Task directions:
Once the pictures have been excluded, set down each remaining entry word for word.

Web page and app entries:
Segment Open

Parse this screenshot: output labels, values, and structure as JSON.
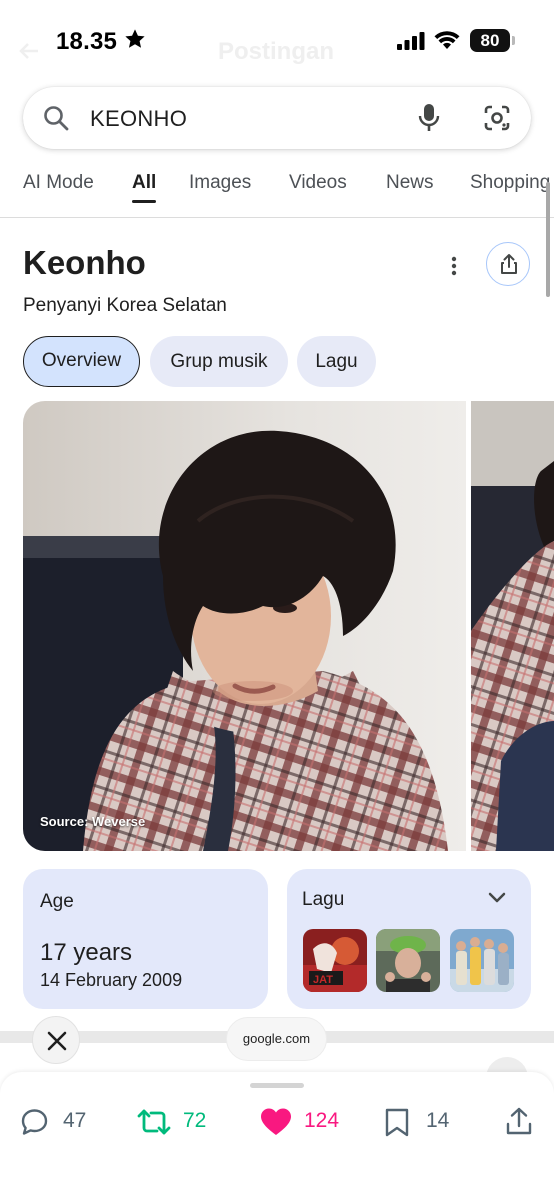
{
  "status_bar": {
    "time": "18.35",
    "battery": "80",
    "faded_title": "Postingan"
  },
  "search": {
    "query": "KEONHO",
    "icons": [
      "search-icon",
      "microphone-icon",
      "google-lens-icon"
    ]
  },
  "tabs": [
    {
      "label": "AI Mode",
      "active": false
    },
    {
      "label": "All",
      "active": true
    },
    {
      "label": "Images",
      "active": false
    },
    {
      "label": "Videos",
      "active": false
    },
    {
      "label": "News",
      "active": false
    },
    {
      "label": "Shopping",
      "active": false
    }
  ],
  "entity": {
    "name": "Keonho",
    "description": "Penyanyi Korea Selatan"
  },
  "chips": [
    {
      "label": "Overview",
      "active": true
    },
    {
      "label": "Grup musik",
      "active": false
    },
    {
      "label": "Lagu",
      "active": false
    }
  ],
  "image": {
    "source": "Source: Weverse"
  },
  "age_card": {
    "label": "Age",
    "value": "17 years",
    "birth_date": "14 February 2009"
  },
  "songs_card": {
    "label": "Lagu",
    "thumbnail_count": 3
  },
  "browser": {
    "domain": "google.com"
  },
  "post_actions": {
    "replies": "47",
    "reposts": "72",
    "likes": "124",
    "bookmarks": "14"
  },
  "colors": {
    "accent_blue": "#d3e3fd",
    "card_bg": "#e3e8fa",
    "repost_green": "#00ba7c",
    "like_pink": "#f91880",
    "meta_gray": "#536471"
  }
}
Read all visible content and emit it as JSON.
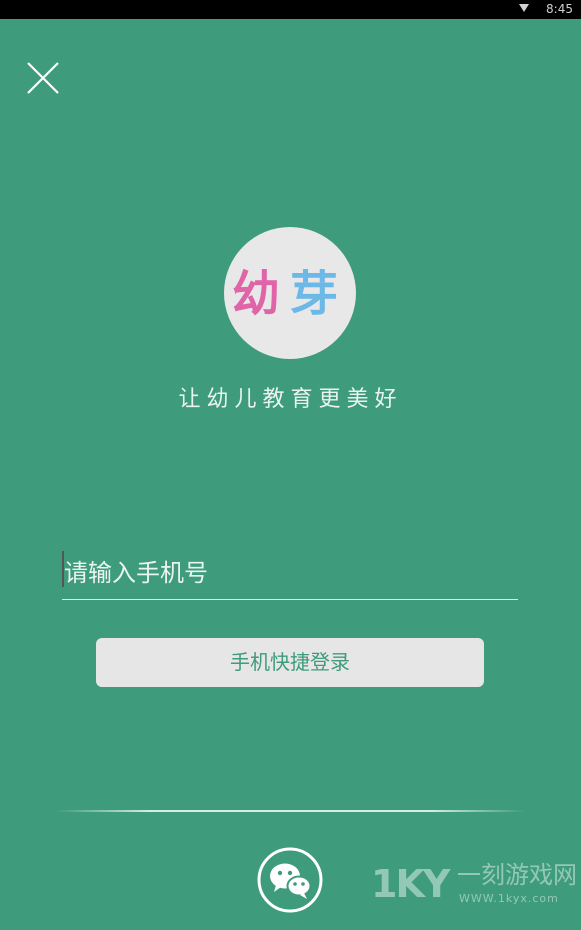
{
  "status_bar": {
    "time": "8:45",
    "signal_icon": "signal-icon"
  },
  "close_icon": "close-icon",
  "logo": {
    "char1": "幼",
    "char2": "芽",
    "colors": {
      "char1": "#e064a8",
      "char2": "#6cb8e6",
      "circle": "#e8e8e8"
    }
  },
  "slogan": "让幼儿教育更美好",
  "phone_input": {
    "value": "",
    "placeholder": "请输入手机号"
  },
  "login_button": {
    "label": "手机快捷登录"
  },
  "wechat_login_icon": "wechat-icon",
  "watermark": {
    "logo_text": "1KY",
    "name": "一刻游戏网",
    "url": "WWW.1kyx.com"
  },
  "theme": {
    "background": "#3e9b7c",
    "button_bg": "#e6e6e6",
    "button_text": "#3e9b7c"
  }
}
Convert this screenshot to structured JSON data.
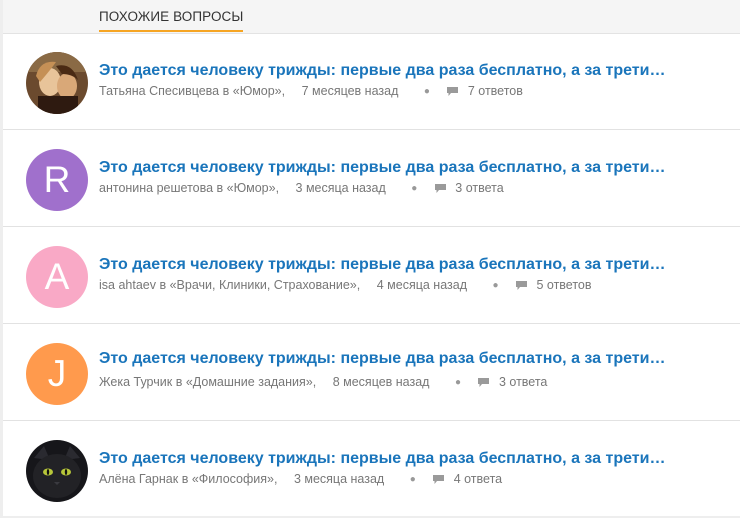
{
  "header": {
    "title": "ПОХОЖИЕ ВОПРОСЫ"
  },
  "questions": [
    {
      "title": "Это дается человеку трижды: первые два раза бесплатно, а за третий раз надо платить",
      "author": "Татьяна Спесивцева",
      "category_prefix": "в",
      "category": "«Юмор»",
      "time": "7 месяцев назад",
      "answers": "7 ответов",
      "avatar": {
        "type": "photo",
        "icon": "user-photo"
      }
    },
    {
      "title": "Это дается человеку трижды: первые два раза бесплатно, а за третий раз надо платить",
      "author": "антонина решетова",
      "category_prefix": "в",
      "category": "«Юмор»",
      "time": "3 месяца назад",
      "answers": "3 ответа",
      "avatar": {
        "type": "letter",
        "letter": "R",
        "color": "#a070cc"
      }
    },
    {
      "title": "Это дается человеку трижды: первые два раза бесплатно, а за третий раз надо платить",
      "author": "isa ahtaev",
      "category_prefix": "в",
      "category": "«Врачи, Клиники, Страхование»",
      "time": "4 месяца назад",
      "answers": "5 ответов",
      "avatar": {
        "type": "letter",
        "letter": "A",
        "color": "#f9a9c6"
      }
    },
    {
      "title": "Это дается человеку трижды: первые два раза бесплатно, а за третий раз надо платить",
      "author": "Жека Турчик",
      "category_prefix": "в",
      "category": "«Домашние задания»",
      "time": "8 месяцев назад",
      "answers": "3 ответа",
      "avatar": {
        "type": "letter",
        "letter": "J",
        "color": "#ff9a4d"
      }
    },
    {
      "title": "Это дается человеку трижды: первые два раза бесплатно, а за третий раз надо платить",
      "author": "Алёна Гарнак",
      "category_prefix": "в",
      "category": "«Философия»",
      "time": "3 месяца назад",
      "answers": "4 ответа",
      "avatar": {
        "type": "photo",
        "icon": "cat-photo"
      }
    }
  ],
  "colors": {
    "link": "#1a75bb",
    "meta": "#777777",
    "accent": "#f6a523"
  }
}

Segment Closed

Written solution:
Parse this screenshot: output labels, values, and structure as JSON.
{
  "status_bar": {
    "time": "18.35",
    "battery": "80",
    "faded_title": "Postingan"
  },
  "search": {
    "query": "KEONHO",
    "icons": [
      "search-icon",
      "microphone-icon",
      "google-lens-icon"
    ]
  },
  "tabs": [
    {
      "label": "AI Mode",
      "active": false
    },
    {
      "label": "All",
      "active": true
    },
    {
      "label": "Images",
      "active": false
    },
    {
      "label": "Videos",
      "active": false
    },
    {
      "label": "News",
      "active": false
    },
    {
      "label": "Shopping",
      "active": false
    }
  ],
  "entity": {
    "name": "Keonho",
    "description": "Penyanyi Korea Selatan"
  },
  "chips": [
    {
      "label": "Overview",
      "active": true
    },
    {
      "label": "Grup musik",
      "active": false
    },
    {
      "label": "Lagu",
      "active": false
    }
  ],
  "image": {
    "source": "Source: Weverse"
  },
  "age_card": {
    "label": "Age",
    "value": "17 years",
    "birth_date": "14 February 2009"
  },
  "songs_card": {
    "label": "Lagu",
    "thumbnail_count": 3
  },
  "browser": {
    "domain": "google.com"
  },
  "post_actions": {
    "replies": "47",
    "reposts": "72",
    "likes": "124",
    "bookmarks": "14"
  },
  "colors": {
    "accent_blue": "#d3e3fd",
    "card_bg": "#e3e8fa",
    "repost_green": "#00ba7c",
    "like_pink": "#f91880",
    "meta_gray": "#536471"
  }
}
Read all visible content and emit it as JSON.
{
  "status_bar": {
    "time": "8:45",
    "signal_icon": "signal-icon"
  },
  "close_icon": "close-icon",
  "logo": {
    "char1": "幼",
    "char2": "芽",
    "colors": {
      "char1": "#e064a8",
      "char2": "#6cb8e6",
      "circle": "#e8e8e8"
    }
  },
  "slogan": "让幼儿教育更美好",
  "phone_input": {
    "value": "",
    "placeholder": "请输入手机号"
  },
  "login_button": {
    "label": "手机快捷登录"
  },
  "wechat_login_icon": "wechat-icon",
  "watermark": {
    "logo_text": "1KY",
    "name": "一刻游戏网",
    "url": "WWW.1kyx.com"
  },
  "theme": {
    "background": "#3e9b7c",
    "button_bg": "#e6e6e6",
    "button_text": "#3e9b7c"
  }
}
Convert this screenshot to structured JSON data.
{
  "header": {
    "title": "ПОХОЖИЕ ВОПРОСЫ"
  },
  "questions": [
    {
      "title": "Это дается человеку трижды: первые два раза бесплатно, а за третий раз надо платить",
      "author": "Татьяна Спесивцева",
      "category_prefix": "в",
      "category": "«Юмор»",
      "time": "7 месяцев назад",
      "answers": "7 ответов",
      "avatar": {
        "type": "photo",
        "icon": "user-photo"
      }
    },
    {
      "title": "Это дается человеку трижды: первые два раза бесплатно, а за третий раз надо платить",
      "author": "антонина решетова",
      "category_prefix": "в",
      "category": "«Юмор»",
      "time": "3 месяца назад",
      "answers": "3 ответа",
      "avatar": {
        "type": "letter",
        "letter": "R",
        "color": "#a070cc"
      }
    },
    {
      "title": "Это дается человеку трижды: первые два раза бесплатно, а за третий раз надо платить",
      "author": "isa ahtaev",
      "category_prefix": "в",
      "category": "«Врачи, Клиники, Страхование»",
      "time": "4 месяца назад",
      "answers": "5 ответов",
      "avatar": {
        "type": "letter",
        "letter": "A",
        "color": "#f9a9c6"
      }
    },
    {
      "title": "Это дается человеку трижды: первые два раза бесплатно, а за третий раз надо платить",
      "author": "Жека Турчик",
      "category_prefix": "в",
      "category": "«Домашние задания»",
      "time": "8 месяцев назад",
      "answers": "3 ответа",
      "avatar": {
        "type": "letter",
        "letter": "J",
        "color": "#ff9a4d"
      }
    },
    {
      "title": "Это дается человеку трижды: первые два раза бесплатно, а за третий раз надо платить",
      "author": "Алёна Гарнак",
      "category_prefix": "в",
      "category": "«Философия»",
      "time": "3 месяца назад",
      "answers": "4 ответа",
      "avatar": {
        "type": "photo",
        "icon": "cat-photo"
      }
    }
  ],
  "colors": {
    "link": "#1a75bb",
    "meta": "#777777",
    "accent": "#f6a523"
  }
}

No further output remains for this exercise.